Beginning with a kid’s back-alley basketball game, Updike’s novel, ‘Rabbit, Run’, lures the reader in by foreshadowing the deeper events to come later. The game is interrupted by an ‘odd adult’, 26 year old Harry ‘Rabbit’ Angstrom – our (anti-?) hero. Even here, on the basketball court, where Rabbit feels most at ease in his own skin, he is an outsider and unwanted. Imagine how he fits into the wider American society – the middle class family life, the department store job demonstrating and selling the ‘Magipeel’, and being a member of the Episcopal Church. It is this basketball game that initially represents his estrangement from society, a theme which develops deeply throughout the novel.
“In the University library he wandered through the stacks, among the thousands of books, inhaling the musty odor of leather, cloth, and drying page as if it were an exotic incense.”
Although I thought I was 50 years late to reading (and writing a review of) Stoner (1965) by John Williams, it turns out I’m really only a year or two late. Apparently this unassuming and, in some ways, unremarkable novel was the must read book of 2013 according to Julian Barnes writing in December of that year. Anyway, it is indeed a substantially good read – worthy of the fanfare it received recently, and almost frustrating that it did not receive similar reviews during Williams’s own lifetime.
Albert Camus – The Stranger
Tl; dr – (Then read the book instead, you won’t regret it.)
In The Stranger Camus uses imagery of nature in an otherwise simply worded text to ultimately express the absurdity of the human condition, and the over-powering steadfastness of nature.

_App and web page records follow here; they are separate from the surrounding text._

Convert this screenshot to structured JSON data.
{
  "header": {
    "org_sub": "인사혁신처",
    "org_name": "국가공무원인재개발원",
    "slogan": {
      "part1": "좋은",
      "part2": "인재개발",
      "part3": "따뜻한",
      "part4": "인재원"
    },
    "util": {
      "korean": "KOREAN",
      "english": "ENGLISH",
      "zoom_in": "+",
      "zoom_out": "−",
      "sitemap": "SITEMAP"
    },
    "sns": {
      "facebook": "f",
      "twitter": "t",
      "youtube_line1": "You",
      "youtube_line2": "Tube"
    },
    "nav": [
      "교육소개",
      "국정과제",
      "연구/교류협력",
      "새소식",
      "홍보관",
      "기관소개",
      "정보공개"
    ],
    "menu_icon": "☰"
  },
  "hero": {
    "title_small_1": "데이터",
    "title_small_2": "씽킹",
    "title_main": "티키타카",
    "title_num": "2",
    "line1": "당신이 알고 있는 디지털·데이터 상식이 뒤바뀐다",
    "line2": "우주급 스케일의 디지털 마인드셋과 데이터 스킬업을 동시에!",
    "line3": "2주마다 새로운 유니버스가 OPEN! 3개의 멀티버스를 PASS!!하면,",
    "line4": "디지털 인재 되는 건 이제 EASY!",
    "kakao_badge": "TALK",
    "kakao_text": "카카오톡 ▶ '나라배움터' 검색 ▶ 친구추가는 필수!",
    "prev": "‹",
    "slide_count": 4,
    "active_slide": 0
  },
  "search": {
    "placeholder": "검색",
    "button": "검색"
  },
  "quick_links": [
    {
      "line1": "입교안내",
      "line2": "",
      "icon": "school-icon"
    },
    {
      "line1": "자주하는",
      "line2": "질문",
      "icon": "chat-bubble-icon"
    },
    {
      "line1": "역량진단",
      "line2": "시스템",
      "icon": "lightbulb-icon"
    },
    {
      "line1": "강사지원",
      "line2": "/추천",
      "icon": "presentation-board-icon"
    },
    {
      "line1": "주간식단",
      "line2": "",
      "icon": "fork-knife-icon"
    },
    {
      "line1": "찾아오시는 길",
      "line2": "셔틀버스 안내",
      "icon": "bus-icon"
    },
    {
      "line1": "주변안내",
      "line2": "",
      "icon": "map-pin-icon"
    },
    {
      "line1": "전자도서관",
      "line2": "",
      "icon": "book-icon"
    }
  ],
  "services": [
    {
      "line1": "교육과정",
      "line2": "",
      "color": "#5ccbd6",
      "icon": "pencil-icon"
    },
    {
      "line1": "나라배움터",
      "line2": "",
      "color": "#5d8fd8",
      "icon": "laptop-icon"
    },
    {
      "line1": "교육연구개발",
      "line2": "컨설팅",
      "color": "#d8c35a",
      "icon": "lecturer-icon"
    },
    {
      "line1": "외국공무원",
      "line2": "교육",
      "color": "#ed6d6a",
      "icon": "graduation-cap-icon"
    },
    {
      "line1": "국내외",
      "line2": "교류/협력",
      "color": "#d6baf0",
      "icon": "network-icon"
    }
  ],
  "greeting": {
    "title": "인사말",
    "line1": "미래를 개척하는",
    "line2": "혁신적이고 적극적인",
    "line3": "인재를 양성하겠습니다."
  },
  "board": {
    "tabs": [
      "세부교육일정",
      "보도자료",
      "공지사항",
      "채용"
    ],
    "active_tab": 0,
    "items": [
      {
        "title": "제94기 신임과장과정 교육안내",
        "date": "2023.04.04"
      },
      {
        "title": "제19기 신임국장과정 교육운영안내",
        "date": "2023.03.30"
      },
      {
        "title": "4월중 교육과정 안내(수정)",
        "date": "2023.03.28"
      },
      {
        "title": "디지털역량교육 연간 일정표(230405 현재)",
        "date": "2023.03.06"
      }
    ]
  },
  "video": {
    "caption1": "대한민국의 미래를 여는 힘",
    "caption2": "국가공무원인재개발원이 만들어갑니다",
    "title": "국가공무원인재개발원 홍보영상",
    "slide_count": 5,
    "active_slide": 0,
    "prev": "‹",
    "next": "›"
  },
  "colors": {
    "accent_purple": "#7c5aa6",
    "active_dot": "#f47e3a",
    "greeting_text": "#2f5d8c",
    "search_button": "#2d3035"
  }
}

“Aujourd’hui, maman est morte. Ou peut-être hier, je ne sais pas.”